Whatever happened to … Knowle relocation costs?

Given that Exmouth’s regeneration plan costs have more than doubled from £1.5m to £3.2m (see below) and part of that cost is said to be the development costs rising, whatever happened to Knowle relocation costs?

First it was going to be cost neutral …
Then it was going to cost an extra £4 million …
The latest estimate (some time ago) had the extra cost at £9.7 million

Since then:

… labour costs have increased (minimum wage rise)
… skilled labour is less available (migrants choosing not to come or being sucked into Hinkley C, our older skilled workers retiring and not being replaced by youngsters with the required training due to skills gap)
… imported raw materials costs have risen enormously due to the falling pound
… Community Infrastructure Levy to be paid

Of course, EDDC could build prefab offices to keep down costs, just as the government intends to do with housing …

Suddenly Knowle looks much more attractive in that bright autumn sun, with its lovely park and the view of the sea …

Oh, wait … it’s been flogged off for luxury retirement housing.

8 thoughts on “Whatever happened to … Knowle relocation costs?

  1. Doesn’t that leave the whole Council open to judicial review for abuse of process by attempting, as a body only possessing delegated powers, to attempt to negate the superior body (in this case the Minister of State responsible for the Town and Country planning act)? If the law says the DMC must judge then it is surely an abuse of process to try and say that it cannot.


    • It only leaves them open to judicial review IF:
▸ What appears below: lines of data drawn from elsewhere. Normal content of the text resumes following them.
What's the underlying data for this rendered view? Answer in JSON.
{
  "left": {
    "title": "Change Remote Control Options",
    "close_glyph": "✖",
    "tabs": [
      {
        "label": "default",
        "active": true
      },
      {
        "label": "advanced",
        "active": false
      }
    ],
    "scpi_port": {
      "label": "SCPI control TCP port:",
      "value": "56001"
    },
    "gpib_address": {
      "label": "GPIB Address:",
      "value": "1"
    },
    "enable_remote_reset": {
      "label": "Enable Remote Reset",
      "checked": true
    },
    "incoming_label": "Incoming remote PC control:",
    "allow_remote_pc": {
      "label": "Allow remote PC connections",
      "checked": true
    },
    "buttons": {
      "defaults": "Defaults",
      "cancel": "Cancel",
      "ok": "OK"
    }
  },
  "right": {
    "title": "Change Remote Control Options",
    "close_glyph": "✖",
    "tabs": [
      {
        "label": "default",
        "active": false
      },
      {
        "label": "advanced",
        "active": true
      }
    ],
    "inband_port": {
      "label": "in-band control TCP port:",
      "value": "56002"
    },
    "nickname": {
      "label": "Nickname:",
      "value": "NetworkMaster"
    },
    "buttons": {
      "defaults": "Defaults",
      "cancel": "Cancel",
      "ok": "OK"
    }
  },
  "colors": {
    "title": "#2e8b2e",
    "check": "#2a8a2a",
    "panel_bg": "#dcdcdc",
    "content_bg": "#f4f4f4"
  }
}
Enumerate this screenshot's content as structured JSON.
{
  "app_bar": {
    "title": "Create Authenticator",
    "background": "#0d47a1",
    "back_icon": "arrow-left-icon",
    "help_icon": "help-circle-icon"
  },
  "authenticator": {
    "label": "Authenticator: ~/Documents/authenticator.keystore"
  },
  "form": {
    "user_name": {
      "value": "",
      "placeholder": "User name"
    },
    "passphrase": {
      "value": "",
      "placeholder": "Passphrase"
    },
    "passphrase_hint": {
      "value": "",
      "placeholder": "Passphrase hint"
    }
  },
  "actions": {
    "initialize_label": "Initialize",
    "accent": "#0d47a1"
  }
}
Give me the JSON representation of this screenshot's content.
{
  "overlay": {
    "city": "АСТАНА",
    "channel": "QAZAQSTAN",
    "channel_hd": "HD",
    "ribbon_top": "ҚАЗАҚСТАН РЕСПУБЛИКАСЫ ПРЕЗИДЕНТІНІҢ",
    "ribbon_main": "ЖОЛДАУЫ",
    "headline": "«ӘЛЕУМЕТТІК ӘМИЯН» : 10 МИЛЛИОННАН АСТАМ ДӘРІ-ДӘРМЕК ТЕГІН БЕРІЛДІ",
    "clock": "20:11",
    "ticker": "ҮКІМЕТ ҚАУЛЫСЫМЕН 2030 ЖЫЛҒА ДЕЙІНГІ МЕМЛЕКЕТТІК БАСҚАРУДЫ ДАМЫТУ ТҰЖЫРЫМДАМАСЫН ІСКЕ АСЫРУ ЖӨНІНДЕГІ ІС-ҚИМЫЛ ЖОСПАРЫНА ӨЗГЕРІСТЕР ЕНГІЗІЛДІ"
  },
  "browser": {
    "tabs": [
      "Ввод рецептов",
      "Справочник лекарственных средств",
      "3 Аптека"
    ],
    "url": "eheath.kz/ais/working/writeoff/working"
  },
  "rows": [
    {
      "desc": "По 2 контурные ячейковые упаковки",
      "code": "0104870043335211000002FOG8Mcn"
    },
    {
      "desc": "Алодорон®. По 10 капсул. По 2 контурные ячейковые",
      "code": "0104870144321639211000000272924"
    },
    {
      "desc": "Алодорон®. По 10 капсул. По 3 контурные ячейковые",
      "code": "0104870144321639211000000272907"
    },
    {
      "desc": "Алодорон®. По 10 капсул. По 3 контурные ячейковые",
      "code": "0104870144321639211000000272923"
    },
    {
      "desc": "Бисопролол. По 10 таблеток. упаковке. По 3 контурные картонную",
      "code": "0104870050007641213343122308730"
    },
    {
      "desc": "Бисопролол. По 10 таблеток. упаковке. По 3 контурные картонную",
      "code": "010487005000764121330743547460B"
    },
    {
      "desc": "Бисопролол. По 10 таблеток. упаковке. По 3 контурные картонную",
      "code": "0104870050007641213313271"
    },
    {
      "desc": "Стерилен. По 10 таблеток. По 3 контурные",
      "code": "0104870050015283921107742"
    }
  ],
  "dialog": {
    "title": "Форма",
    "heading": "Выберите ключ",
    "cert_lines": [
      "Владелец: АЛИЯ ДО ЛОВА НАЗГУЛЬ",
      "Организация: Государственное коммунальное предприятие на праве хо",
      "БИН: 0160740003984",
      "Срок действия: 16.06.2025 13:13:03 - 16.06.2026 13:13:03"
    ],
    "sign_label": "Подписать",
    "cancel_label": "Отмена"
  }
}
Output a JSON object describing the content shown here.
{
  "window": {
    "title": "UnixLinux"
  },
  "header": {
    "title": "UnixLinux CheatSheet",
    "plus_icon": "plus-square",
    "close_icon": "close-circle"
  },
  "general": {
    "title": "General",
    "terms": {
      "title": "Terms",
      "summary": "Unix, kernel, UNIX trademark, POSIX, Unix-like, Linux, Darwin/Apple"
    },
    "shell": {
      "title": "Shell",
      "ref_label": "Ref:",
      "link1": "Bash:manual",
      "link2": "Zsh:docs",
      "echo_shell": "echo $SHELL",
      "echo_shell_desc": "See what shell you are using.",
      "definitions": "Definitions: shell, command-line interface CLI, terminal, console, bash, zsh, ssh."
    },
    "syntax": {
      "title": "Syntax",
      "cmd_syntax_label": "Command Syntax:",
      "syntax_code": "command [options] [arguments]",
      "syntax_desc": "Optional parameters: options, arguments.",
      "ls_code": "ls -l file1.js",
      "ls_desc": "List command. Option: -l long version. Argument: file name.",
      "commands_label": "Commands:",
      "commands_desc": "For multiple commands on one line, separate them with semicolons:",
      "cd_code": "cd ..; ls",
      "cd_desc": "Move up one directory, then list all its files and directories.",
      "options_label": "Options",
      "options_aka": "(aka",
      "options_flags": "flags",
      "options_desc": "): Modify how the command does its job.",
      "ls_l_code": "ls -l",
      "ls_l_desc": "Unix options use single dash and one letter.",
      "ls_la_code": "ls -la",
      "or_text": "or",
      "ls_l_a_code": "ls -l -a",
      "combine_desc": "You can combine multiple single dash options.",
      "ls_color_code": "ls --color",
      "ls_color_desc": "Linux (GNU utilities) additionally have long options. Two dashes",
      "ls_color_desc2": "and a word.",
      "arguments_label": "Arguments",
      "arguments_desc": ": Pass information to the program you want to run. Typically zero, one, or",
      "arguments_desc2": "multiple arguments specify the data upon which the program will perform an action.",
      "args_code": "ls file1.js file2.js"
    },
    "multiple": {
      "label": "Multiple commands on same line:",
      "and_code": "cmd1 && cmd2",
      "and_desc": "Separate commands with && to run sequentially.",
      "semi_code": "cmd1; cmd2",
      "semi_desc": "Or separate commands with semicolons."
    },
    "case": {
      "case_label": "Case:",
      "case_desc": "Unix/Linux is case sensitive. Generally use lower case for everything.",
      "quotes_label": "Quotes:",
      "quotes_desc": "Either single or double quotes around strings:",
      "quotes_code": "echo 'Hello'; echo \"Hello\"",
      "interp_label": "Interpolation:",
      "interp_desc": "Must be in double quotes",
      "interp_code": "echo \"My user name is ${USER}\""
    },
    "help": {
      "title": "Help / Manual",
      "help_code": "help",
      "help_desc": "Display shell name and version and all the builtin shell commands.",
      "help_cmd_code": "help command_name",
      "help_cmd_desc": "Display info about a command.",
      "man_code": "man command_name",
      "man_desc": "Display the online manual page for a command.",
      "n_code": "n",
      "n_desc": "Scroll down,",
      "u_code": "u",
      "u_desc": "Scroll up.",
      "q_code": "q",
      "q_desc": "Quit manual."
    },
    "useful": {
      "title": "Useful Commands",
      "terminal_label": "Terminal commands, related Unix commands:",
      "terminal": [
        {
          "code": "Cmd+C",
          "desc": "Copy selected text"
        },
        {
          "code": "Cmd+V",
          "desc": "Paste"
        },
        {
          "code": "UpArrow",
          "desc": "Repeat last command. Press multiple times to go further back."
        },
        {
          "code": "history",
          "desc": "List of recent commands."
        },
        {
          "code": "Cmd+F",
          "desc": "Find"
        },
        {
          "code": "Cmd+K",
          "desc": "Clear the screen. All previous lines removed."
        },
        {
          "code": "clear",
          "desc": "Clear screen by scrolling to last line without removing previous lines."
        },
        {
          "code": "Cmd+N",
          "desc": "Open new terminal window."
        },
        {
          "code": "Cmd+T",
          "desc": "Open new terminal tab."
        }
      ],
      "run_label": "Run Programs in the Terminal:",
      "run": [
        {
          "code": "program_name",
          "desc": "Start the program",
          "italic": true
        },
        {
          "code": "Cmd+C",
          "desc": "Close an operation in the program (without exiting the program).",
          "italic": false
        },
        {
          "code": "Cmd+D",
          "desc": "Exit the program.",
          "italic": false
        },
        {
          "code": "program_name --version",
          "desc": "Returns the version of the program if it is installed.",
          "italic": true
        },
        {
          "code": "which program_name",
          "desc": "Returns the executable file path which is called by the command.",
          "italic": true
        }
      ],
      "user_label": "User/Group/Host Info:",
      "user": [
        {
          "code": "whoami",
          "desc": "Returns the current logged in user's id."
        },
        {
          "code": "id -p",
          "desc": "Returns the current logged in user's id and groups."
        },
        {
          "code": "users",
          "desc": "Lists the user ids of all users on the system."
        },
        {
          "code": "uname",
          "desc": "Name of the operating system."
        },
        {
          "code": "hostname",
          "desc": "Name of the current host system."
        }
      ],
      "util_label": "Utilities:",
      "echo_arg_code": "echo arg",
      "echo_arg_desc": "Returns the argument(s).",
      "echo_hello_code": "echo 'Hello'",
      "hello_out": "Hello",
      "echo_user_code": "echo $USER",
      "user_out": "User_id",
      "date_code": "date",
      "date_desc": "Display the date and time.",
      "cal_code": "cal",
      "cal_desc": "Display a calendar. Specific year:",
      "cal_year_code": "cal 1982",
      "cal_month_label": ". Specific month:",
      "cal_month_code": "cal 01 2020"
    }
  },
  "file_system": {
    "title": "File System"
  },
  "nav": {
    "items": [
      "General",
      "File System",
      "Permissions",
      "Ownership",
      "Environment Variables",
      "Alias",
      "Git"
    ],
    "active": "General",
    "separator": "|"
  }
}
      1. The law says that such decisions can only be made by a duly constituted planning committee and that they cannot be overridden by the full council. And I doubt that it says that; or

      2. The full council makes a decision that goes against planning law – which is no different to the DMC making a decision that goes against planning law.

      All I was doing was bring to everyone’s attention that after DMC turned down the previous application, presumably for sound reasons, the EDDC Tory leadership decided that they needed to stack the deck in case the DMC did something similar again.


    • P.S. The tone of the DMC has changed recently, and for the worse. If you listen to some of the audio recordings you can sense this.

      It is difficult to be certain from recordings because it is not always possible to identify who is speaking, but for the first year or so after the last elections, when there were some new Tory councillors on DMC, there was a reasonable amount of open discussion of more controversial planning applications, but in more recent meetings the discussion has become more stilted and constrained, with the appearance of some applications having been decided by the Tory block vote before the meeting actually discussed them.

      This is not good practice and gives the appearance of undue influence.


  2. I can’t remember what the size of the Honiton + Exmouth offices was but smaller than Knowle if I remember.

    So couldn’t they just close off the older ex-hotel parts of the Knowle and just use the newer purpose built offices?

    Oh, wait … it’s been flogged off for luxury retirement housing – and let’s not forget that if it is no longer cost neutral, that means that it has been flogged off AT A LOSS.

    Oh – and since the non-existent business case included a large element of extremely inflated costs that would have to be spent on the Knowle (if I remember correctly the Owl reported on the refurbishment of an historic castle done for less), it has been flogged off at a HUGE LOSS.


    • Ah, now I wonder if it has yet been sold at all. Is it just within the bounds of possibility that it hasn’t been sold at all until the developer has actual planning permission for exactly what they want? After all, why would a developer want to take any risk when they can have a one-way bet and guaranteed profit. I wonder where that information might be found.


    • There is an agreement to buy at the initial price if planning permission is achieved within a specified time period. See post above for update.


    • So if I understand that correctly, EDDC has a massive conflict of interest. If they do not provide planning permission for whatever the developer decides then they do not get the sale. And if they might have already made binding commitments (which absent a clear sale surely no prudent body would do without certainty of funding, surely) then they would be leaving themselves open to a rather one-way judicial review for maladministration? If it were to prove the case they can never grant planning permission. If they did then there is no defence against the conflict of interest accusation. But surely someone has already thought this one through. Or perhaps not.


    • Unfortunately it is worse than that.

      After the Development Management Committee turned down a planing application for the Knowle submitted by the council itself, they changed the Constitution in order that if it happened again the application would automatically be brought to the full council for a decision. And this would happen regardless of any planning laws which might be preventing the DMC from approving the application, and regardless of the fact that most councillors have not received the specialised training that DMC members need to be able to asses properly and legally the planning applications submitted.


Comments are closed.